====== Provided material ======

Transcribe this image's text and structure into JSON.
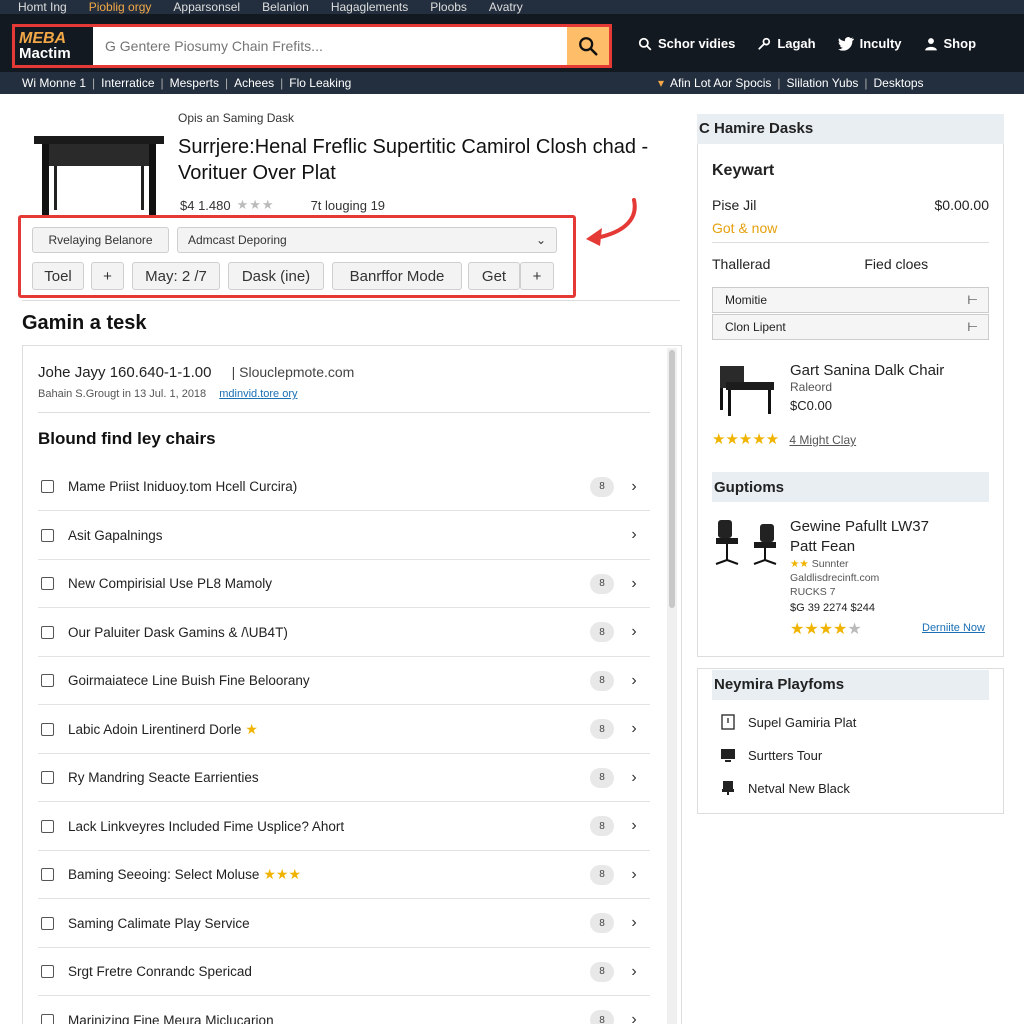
{
  "top_strip": [
    "Homt Ing",
    "Pioblig orgy",
    "Apparsonsel",
    "Belanion",
    "Hagaglements",
    "Ploobs",
    "Avatry"
  ],
  "header": {
    "logo_line1": "MEBA",
    "logo_line2": "Mactim",
    "search_placeholder": "G Gentere Piosumy Chain Frefits...",
    "links": [
      {
        "label": "Schor vidies",
        "icon": "search-icon"
      },
      {
        "label": "Lagah",
        "icon": "wrench-icon"
      },
      {
        "label": "Inculty",
        "icon": "twitter-icon"
      },
      {
        "label": "Shop",
        "icon": "user-icon"
      }
    ]
  },
  "subnav": {
    "left": [
      "Wi Monne 1",
      "Interratice",
      "Mesperts",
      "Achees",
      "Flo Leaking"
    ],
    "right": [
      "Afin Lot Aor Spocis",
      "Slilation Yubs",
      "Desktops"
    ]
  },
  "product": {
    "crumb": "Opis an Saming Dask",
    "title": "Surrjere:Henal Freflic Supertitic Camirol Closh chad - Vorituer Over Plat",
    "rating_text": "$4 1.480",
    "rating_meta": "7t louging 19",
    "buttons_row1": [
      "Rvelaying Belanore",
      "Admcast Deporing"
    ],
    "buttons_row2": [
      "Toel",
      "+",
      "May: 2 /7",
      "Dask (ine)",
      "Banrffor Mode",
      "Get",
      "+"
    ]
  },
  "section_title": "Gamin a tesk",
  "contact": {
    "line": "Johe Jayy 160.640-1-1.00",
    "web": "| Slouclepmote.com",
    "sub": "Bahain S.Grougt in 13 Jul. 1, 2018",
    "link": "mdinvid.tore ory"
  },
  "list_heading": "Blound find ley chairs",
  "list_items": [
    {
      "label": "Mame Priist Iniduoy.tom Hcell Curcira)",
      "badge": "8",
      "star": ""
    },
    {
      "label": "Asit Gapalnings",
      "badge": "",
      "star": ""
    },
    {
      "label": "New Compirisial Use PL8 Mamoly",
      "badge": "8",
      "star": ""
    },
    {
      "label": "Our Paluiter Dask Gamins & /\\UB4T)",
      "badge": "8",
      "star": ""
    },
    {
      "label": "Goirmaiatece Line Buish Fine Beloorany",
      "badge": "8",
      "star": ""
    },
    {
      "label": "Labic Adoin Lirentinerd Dorle",
      "badge": "8",
      "star": "★"
    },
    {
      "label": "Ry Mandring Seacte Earrienties",
      "badge": "8",
      "star": ""
    },
    {
      "label": "Lack Linkveyres Included Fime Usplice? Ahort",
      "badge": "8",
      "star": ""
    },
    {
      "label": "Baming Seeoing: Select Moluse",
      "badge": "8",
      "star": "★★★"
    },
    {
      "label": "Saming Calimate Play Service",
      "badge": "8",
      "star": ""
    },
    {
      "label": "Srgt Fretre Conrandc Spericad",
      "badge": "8",
      "star": ""
    },
    {
      "label": "Marinizing Fine Meura Miclucarion",
      "badge": "8",
      "star": ""
    }
  ],
  "sidebar": {
    "head": "C Hamire Dasks",
    "keyword_title": "Keywart",
    "price_label": "Pise Jil",
    "price_value": "$0.00.00",
    "cta": "Got & now",
    "col1": "Thallerad",
    "col2": "Fied cloes",
    "dropdowns": [
      "Momitie",
      "Clon Lipent"
    ],
    "item": {
      "title": "Gart Sanina Dalk Chair",
      "sub": "Raleord",
      "price": "$C0.00",
      "stars": "★★★★★",
      "stars_label": "4 Might Clay"
    },
    "options_head": "Guptioms",
    "option": {
      "title_l1": "Gewine Pafullt LW37",
      "title_l2": "Patt Fean",
      "meta1": "Sunnter",
      "meta2": "Galdlisdrecinft.com",
      "meta3": "RUCKS 7",
      "price": "$G 39 2274 $244",
      "stars_full": "★★★★",
      "stars_empty": "★",
      "link": "Derniite Now"
    },
    "play_head": "Neymira Playfoms",
    "play_items": [
      "Supel Gamiria Plat",
      "Surtters Tour",
      "Netval New Black"
    ]
  },
  "colors": {
    "accent": "#febd69",
    "annotation": "#e53935",
    "header": "#131921",
    "subnav": "#232f3e",
    "link": "#1a6fb5"
  }
}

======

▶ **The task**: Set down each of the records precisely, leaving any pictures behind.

▶ **Answer box**:
Transcribe this image's text and structure into JSON.
{
  "top_strip": [
    "Homt Ing",
    "Pioblig orgy",
    "Apparsonsel",
    "Belanion",
    "Hagaglements",
    "Ploobs",
    "Avatry"
  ],
  "header": {
    "logo_line1": "MEBA",
    "logo_line2": "Mactim",
    "search_placeholder": "G Gentere Piosumy Chain Frefits...",
    "links": [
      {
        "label": "Schor vidies",
        "icon": "search-icon"
      },
      {
        "label": "Lagah",
        "icon": "wrench-icon"
      },
      {
        "label": "Inculty",
        "icon": "twitter-icon"
      },
      {
        "label": "Shop",
        "icon": "user-icon"
      }
    ]
  },
  "subnav": {
    "left": [
      "Wi Monne 1",
      "Interratice",
      "Mesperts",
      "Achees",
      "Flo Leaking"
    ],
    "right": [
      "Afin Lot Aor Spocis",
      "Slilation Yubs",
      "Desktops"
    ]
  },
  "product": {
    "crumb": "Opis an Saming Dask",
    "title": "Surrjere:Henal Freflic Supertitic Camirol Closh chad - Vorituer Over Plat",
    "rating_text": "$4 1.480",
    "rating_meta": "7t louging 19",
    "buttons_row1": [
      "Rvelaying Belanore",
      "Admcast Deporing"
    ],
    "buttons_row2": [
      "Toel",
      "+",
      "May: 2 /7",
      "Dask (ine)",
      "Banrffor Mode",
      "Get",
      "+"
    ]
  },
  "section_title": "Gamin a tesk",
  "contact": {
    "line": "Johe Jayy 160.640-1-1.00",
    "web": "| Slouclepmote.com",
    "sub": "Bahain S.Grougt in 13 Jul. 1, 2018",
    "link": "mdinvid.tore ory"
  },
  "list_heading": "Blound find ley chairs",
  "list_items": [
    {
      "label": "Mame Priist Iniduoy.tom Hcell Curcira)",
      "badge": "8",
      "star": ""
    },
    {
      "label": "Asit Gapalnings",
      "badge": "",
      "star": ""
    },
    {
      "label": "New Compirisial Use PL8 Mamoly",
      "badge": "8",
      "star": ""
    },
    {
      "label": "Our Paluiter Dask Gamins & /\\UB4T)",
      "badge": "8",
      "star": ""
    },
    {
      "label": "Goirmaiatece Line Buish Fine Beloorany",
      "badge": "8",
      "star": ""
    },
    {
      "label": "Labic Adoin Lirentinerd Dorle",
      "badge": "8",
      "star": "★"
    },
    {
      "label": "Ry Mandring Seacte Earrienties",
      "badge": "8",
      "star": ""
    },
    {
      "label": "Lack Linkveyres Included Fime Usplice? Ahort",
      "badge": "8",
      "star": ""
    },
    {
      "label": "Baming Seeoing: Select Moluse",
      "badge": "8",
      "star": "★★★"
    },
    {
      "label": "Saming Calimate Play Service",
      "badge": "8",
      "star": ""
    },
    {
      "label": "Srgt Fretre Conrandc Spericad",
      "badge": "8",
      "star": ""
    },
    {
      "label": "Marinizing Fine Meura Miclucarion",
      "badge": "8",
      "star": ""
    }
  ],
  "sidebar": {
    "head": "C Hamire Dasks",
    "keyword_title": "Keywart",
    "price_label": "Pise Jil",
    "price_value": "$0.00.00",
    "cta": "Got & now",
    "col1": "Thallerad",
    "col2": "Fied cloes",
    "dropdowns": [
      "Momitie",
      "Clon Lipent"
    ],
    "item": {
      "title": "Gart Sanina Dalk Chair",
      "sub": "Raleord",
      "price": "$C0.00",
      "stars": "★★★★★",
      "stars_label": "4 Might Clay"
    },
    "options_head": "Guptioms",
    "option": {
      "title_l1": "Gewine Pafullt LW37",
      "title_l2": "Patt Fean",
      "meta1": "Sunnter",
      "meta2": "Galdlisdrecinft.com",
      "meta3": "RUCKS 7",
      "price": "$G 39 2274 $244",
      "stars_full": "★★★★",
      "stars_empty": "★",
      "link": "Derniite Now"
    },
    "play_head": "Neymira Playfoms",
    "play_items": [
      "Supel Gamiria Plat",
      "Surtters Tour",
      "Netval New Black"
    ]
  },
  "colors": {
    "accent": "#febd69",
    "annotation": "#e53935",
    "header": "#131921",
    "subnav": "#232f3e",
    "link": "#1a6fb5"
  }
}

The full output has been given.